The Solaris 9 release includes the following file system enhancements.
The UFS, NFS, and TMPFS file systems have been enhanced to include extended file attributes. Application developers can associate specific attributes to a file. For example, a developer of a file management application for a windowing system might choose to associate a display icon with a file.
Extended attributes are logically represented as files within a hidden directory that is associated with the target file.
Many file system commands in Solaris provide an attribute-aware option that you can use to query, copy, modify, or find file attributes. For more information, see the specific file system command in the man pages.
See also the System Administration Guide: Basic Administration for more information.
The performance of direct I/O is used by database applications to access unbuffered file-system data. Direct I/O improvements allow concurrent read access and write access to regular UFS files. Previously, an operation that updated file data would lock out all other read or write accesses until the update operation was completed.
The directory name look-up cache (DNLC) is enhanced to provide improved performance when you access files in large directories with 1000 or more files.

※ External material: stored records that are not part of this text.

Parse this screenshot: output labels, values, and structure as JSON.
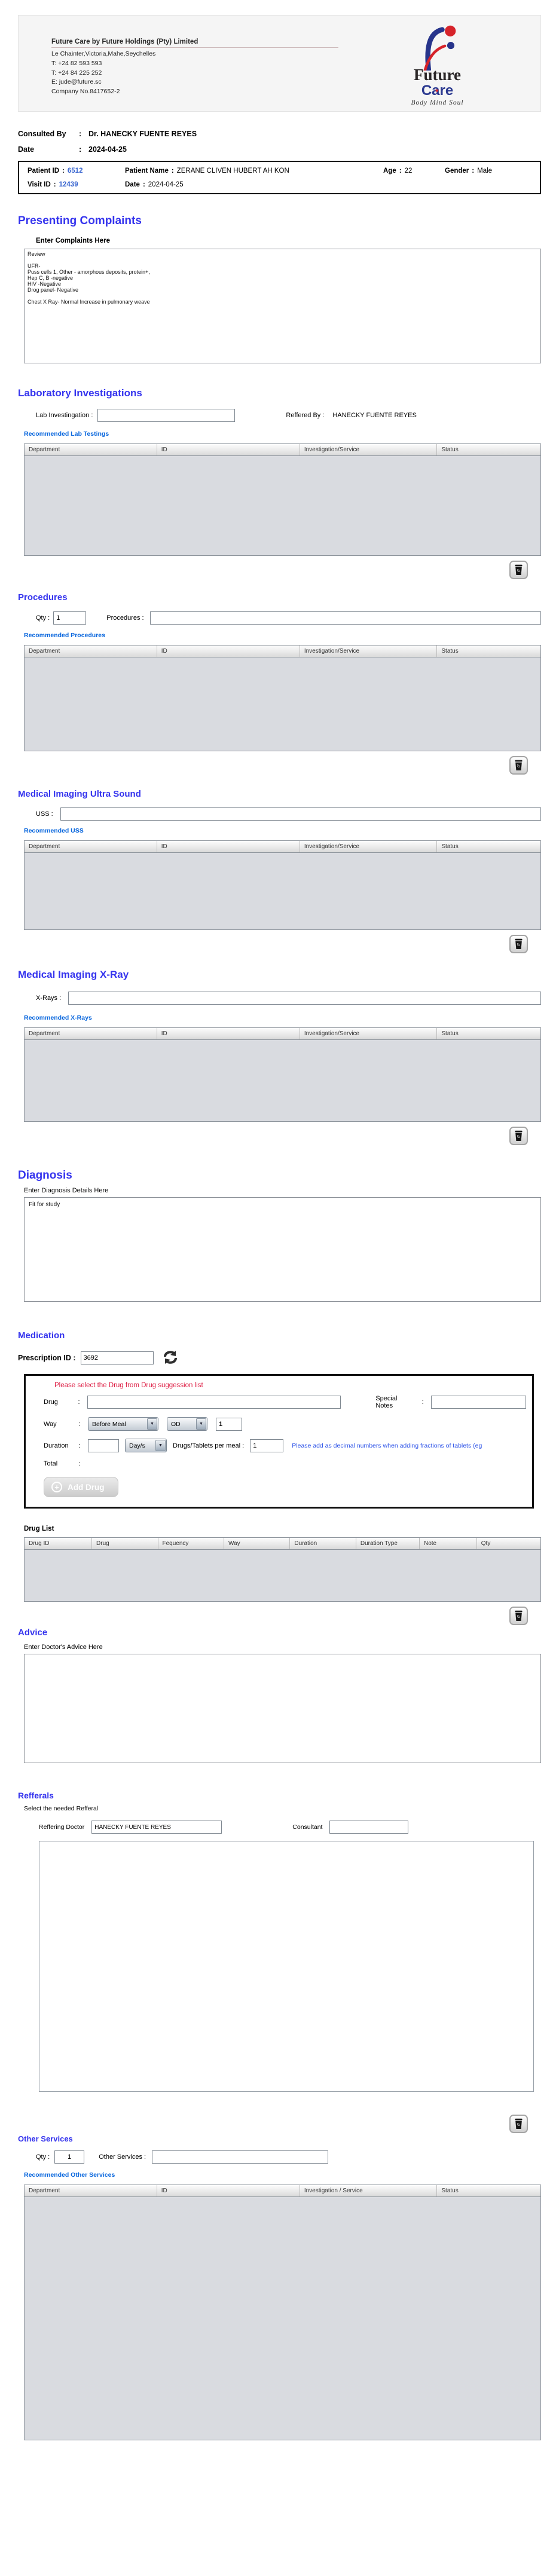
{
  "ui": {
    "colon": ":",
    "dropdown_arrow": "▼"
  },
  "header": {
    "company_name": "Future Care by Future Holdings (Pty) Limited",
    "address_lines": [
      "Le Chainter,Victoria,Mahe,Seychelles",
      "T: +24  82 593 593",
      "T: +24  84 225 252",
      "E: jude@future.sc",
      "Company No.8417652-2"
    ],
    "logo": {
      "word1": "Future",
      "word2": "Care",
      "tagline": "Body Mind Soul"
    }
  },
  "consultation": {
    "consulted_by_label": "Consulted By",
    "consulted_by_value": "Dr.  HANECKY FUENTE REYES",
    "date_label": "Date",
    "date_value": "2024-04-25"
  },
  "patient": {
    "patient_id_label": "Patient ID",
    "patient_id": "6512",
    "patient_name_label": "Patient Name",
    "patient_name": "ZERANE CLIVEN HUBERT AH KON",
    "age_label": "Age",
    "age": "22",
    "gender_label": "Gender",
    "gender": "Male",
    "visit_id_label": "Visit ID",
    "visit_id": "12439",
    "date_label": "Date",
    "date": "2024-04-25"
  },
  "presenting_complaints": {
    "title": "Presenting Complaints",
    "label": "Enter Complaints Here",
    "text": "Review\n\nUFR-\nPuss cells 1, Other - amorphous deposits, protein+,\nHep C, B -negative\nHIV -Negative\nDrog panel- Negative\n\nChest X Ray- Normal Increase in pulmonary weave"
  },
  "laboratory": {
    "title": "Laboratory  Investigations",
    "input_label": "Lab Investingation :",
    "input_value": "",
    "referred_by_label": "Reffered By :",
    "referred_by_value": "HANECKY FUENTE REYES",
    "recommended_link": "Recommended Lab Testings",
    "table_headers": [
      "Department",
      "ID",
      "Investigation/Service",
      "Status"
    ]
  },
  "procedures": {
    "title": "Procedures",
    "qty_label": "Qty :",
    "qty_value": "1",
    "input_label": "Procedures :",
    "input_value": "",
    "recommended_link": "Recommended Procedures",
    "table_headers": [
      "Department",
      "ID",
      "Investigation/Service",
      "Status"
    ]
  },
  "ultrasound": {
    "title": "Medical Imaging Ultra Sound",
    "input_label": "USS :",
    "input_value": "",
    "recommended_link": "Recommended USS",
    "table_headers": [
      "Department",
      "ID",
      "Investigation/Service",
      "Status"
    ]
  },
  "xray": {
    "title": "Medical Imaging X-Ray",
    "input_label": "X-Rays :",
    "input_value": "",
    "recommended_link": "Recommended X-Rays",
    "table_headers": [
      "Department",
      "ID",
      "Investigation/Service",
      "Status"
    ]
  },
  "diagnosis": {
    "title": "Diagnosis",
    "label": "Enter Diagnosis Details Here",
    "text": "Fit for study"
  },
  "medication": {
    "title": "Medication",
    "prescription_id_label": "Prescription ID :",
    "prescription_id_value": "3692",
    "panel_warning": "Please select the Drug from Drug suggession list",
    "drug_label": "Drug",
    "drug_value": "",
    "special_notes_label": "Special Notes",
    "special_notes_value": "",
    "way_label": "Way",
    "way_value": "Before Meal",
    "frequency_value": "OD",
    "way_qty_value": "1",
    "duration_label": "Duration",
    "duration_value": "",
    "duration_unit_value": "Day/s",
    "per_meal_label": "Drugs/Tablets per meal :",
    "per_meal_value": "1",
    "fraction_note": "Please add as decimal numbers when adding fractions of tablets (eg",
    "total_label": "Total",
    "add_drug_button": "Add Drug",
    "drug_list_label": "Drug List",
    "drug_table_headers": [
      "Drug ID",
      "Drug",
      "Fequency",
      "Way",
      "Duration",
      "Duration Type",
      "Note",
      "Qty"
    ]
  },
  "advice": {
    "title": "Advice",
    "label": "Enter Doctor's Advice Here",
    "text": ""
  },
  "referrals": {
    "title": "Refferals",
    "subtitle": "Select the needed Refferal",
    "referring_doctor_label": "Reffering Doctor",
    "referring_doctor_value": "HANECKY FUENTE REYES",
    "consultant_label": "Consultant",
    "consultant_value": ""
  },
  "other_services": {
    "title": "Other Services",
    "qty_label": "Qty :",
    "qty_value": "1",
    "input_label": "Other Services :",
    "input_value": "",
    "recommended_link": "Recommended Other Services",
    "table_headers": [
      "Department",
      "ID",
      "Investigation / Service",
      "Status"
    ]
  }
}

The DNLC is a general file-system service. DNLC caches the most recently referenced directory names and their associated vnodes. UFS directory entries are stored linearly on disk. This means that locating an entry requires searching each entry for the name. Adding a new entry requires searching the entire directory to ensure the name does not exist. To solve this performance problem, entire directories are cached in memory by the DNLC.
Another feature in this release is that DNLC caches file objects that have been looked up but do not exist. This feature is known as negative caching, and is useful because some applications repeatedly test to check if a file exists.
New tunable parameters are associated with the DNLC improvements. These parameters are set optimally. Do not change the parameters casually.
See the Solaris Tunable Parameters Reference Manual for further information.
You can use the fssnap command to create a snapshot of a file system. A snapshot is a file system's temporary image that is intended for backup operations.
When run, the fssnap command creates a virtual device and a backing-store file. You can back up the virtual device, which looks and acts like a real device, with any of the existing Solaris backup commands. The backing-store file is a bitmapped file that contains copies of pre-snapshot data that has been modified since the snapshot was taken.
The mkfs command has been updated to improve performance when you create file systems. Improved mkfs performance is often 10 times faster than in previous Solaris releases. Performance improvements are seen on systems when you create both large file systems and small file systems. However, the biggest mkfs performance improvements occur on systems with high-capacity or high-speed disks.